__ASSIGNMENT__: Of the records below, reproduce only the span that opens with the line containing "Extract the structured" and closes with the last line.

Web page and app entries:

########################################

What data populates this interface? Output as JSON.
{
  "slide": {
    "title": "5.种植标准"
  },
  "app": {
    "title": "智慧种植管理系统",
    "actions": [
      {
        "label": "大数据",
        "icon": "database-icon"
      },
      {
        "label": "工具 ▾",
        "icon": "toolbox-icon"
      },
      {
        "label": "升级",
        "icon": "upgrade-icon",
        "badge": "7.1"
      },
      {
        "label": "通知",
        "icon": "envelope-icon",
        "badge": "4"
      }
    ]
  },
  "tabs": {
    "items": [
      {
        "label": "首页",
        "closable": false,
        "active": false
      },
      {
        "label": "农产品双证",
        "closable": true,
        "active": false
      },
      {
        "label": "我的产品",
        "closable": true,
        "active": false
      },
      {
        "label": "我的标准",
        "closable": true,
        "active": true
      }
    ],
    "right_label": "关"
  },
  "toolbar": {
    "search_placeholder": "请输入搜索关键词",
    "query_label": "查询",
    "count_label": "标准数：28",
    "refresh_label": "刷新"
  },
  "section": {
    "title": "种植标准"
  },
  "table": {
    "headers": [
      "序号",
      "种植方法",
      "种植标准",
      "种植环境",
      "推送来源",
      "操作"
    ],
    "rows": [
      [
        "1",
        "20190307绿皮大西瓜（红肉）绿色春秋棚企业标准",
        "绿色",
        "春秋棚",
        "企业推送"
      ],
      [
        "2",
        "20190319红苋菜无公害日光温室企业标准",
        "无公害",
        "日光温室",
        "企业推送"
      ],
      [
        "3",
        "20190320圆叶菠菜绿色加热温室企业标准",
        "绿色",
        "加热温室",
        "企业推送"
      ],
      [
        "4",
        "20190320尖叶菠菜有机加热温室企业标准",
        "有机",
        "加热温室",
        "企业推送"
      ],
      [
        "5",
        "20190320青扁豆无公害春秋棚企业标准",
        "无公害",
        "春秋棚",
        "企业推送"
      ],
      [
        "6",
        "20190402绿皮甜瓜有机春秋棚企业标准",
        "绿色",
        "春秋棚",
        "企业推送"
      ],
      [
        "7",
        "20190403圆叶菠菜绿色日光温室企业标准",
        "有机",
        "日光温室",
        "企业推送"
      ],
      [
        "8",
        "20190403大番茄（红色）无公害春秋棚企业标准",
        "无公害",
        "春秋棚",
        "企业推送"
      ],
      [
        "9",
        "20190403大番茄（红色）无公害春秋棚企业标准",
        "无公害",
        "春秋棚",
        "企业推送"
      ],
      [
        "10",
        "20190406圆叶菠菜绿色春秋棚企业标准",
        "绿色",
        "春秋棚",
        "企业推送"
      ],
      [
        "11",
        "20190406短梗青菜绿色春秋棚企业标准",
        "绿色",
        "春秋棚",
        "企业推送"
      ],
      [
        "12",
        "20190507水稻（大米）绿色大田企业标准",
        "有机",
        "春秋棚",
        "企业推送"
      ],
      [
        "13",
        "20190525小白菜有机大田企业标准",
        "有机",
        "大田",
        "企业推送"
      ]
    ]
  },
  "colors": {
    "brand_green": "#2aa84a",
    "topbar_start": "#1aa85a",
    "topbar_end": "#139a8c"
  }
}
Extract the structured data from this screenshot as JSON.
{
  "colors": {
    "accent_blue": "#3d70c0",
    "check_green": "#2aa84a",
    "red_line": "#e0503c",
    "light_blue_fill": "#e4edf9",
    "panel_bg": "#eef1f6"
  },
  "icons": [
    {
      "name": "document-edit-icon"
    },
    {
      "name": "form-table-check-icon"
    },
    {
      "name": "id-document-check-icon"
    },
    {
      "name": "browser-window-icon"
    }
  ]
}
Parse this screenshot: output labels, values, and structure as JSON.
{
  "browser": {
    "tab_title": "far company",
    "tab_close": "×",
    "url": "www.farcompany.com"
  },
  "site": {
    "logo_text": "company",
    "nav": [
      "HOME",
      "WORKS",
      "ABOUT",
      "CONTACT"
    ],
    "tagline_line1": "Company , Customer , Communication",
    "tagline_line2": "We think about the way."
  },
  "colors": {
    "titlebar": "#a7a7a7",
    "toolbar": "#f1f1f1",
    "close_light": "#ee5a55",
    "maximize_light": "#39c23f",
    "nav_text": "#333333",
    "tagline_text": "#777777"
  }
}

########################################

__SOLVED EXERCISE__:
Extract the structured data from this screenshot as JSON.
{
  "colors": {
    "accent_blue": "#3d70c0",
    "check_green": "#2aa84a",
    "red_line": "#e0503c",
    "light_blue_fill": "#e4edf9",
    "panel_bg": "#eef1f6"
  },
  "icons": [
    {
      "name": "document-edit-icon"
    },
    {
      "name": "form-table-check-icon"
    },
    {
      "name": "id-document-check-icon"
    },
    {
      "name": "browser-window-icon"
    }
  ]
}
Parse this screenshot: output labels, values, and structure as JSON.
{
  "browser": {
    "tab_title": "far company",
    "tab_close": "×",
    "url": "www.farcompany.com"
  },
  "site": {
    "logo_text": "company",
    "nav": [
      "HOME",
      "WORKS",
      "ABOUT",
      "CONTACT"
    ],
    "tagline_line1": "Company , Customer , Communication",
    "tagline_line2": "We think about the way."
  },
  "colors": {
    "titlebar": "#a7a7a7",
    "toolbar": "#f1f1f1",
    "close_light": "#ee5a55",
    "maximize_light": "#39c23f",
    "nav_text": "#333333",
    "tagline_text": "#777777"
  }
}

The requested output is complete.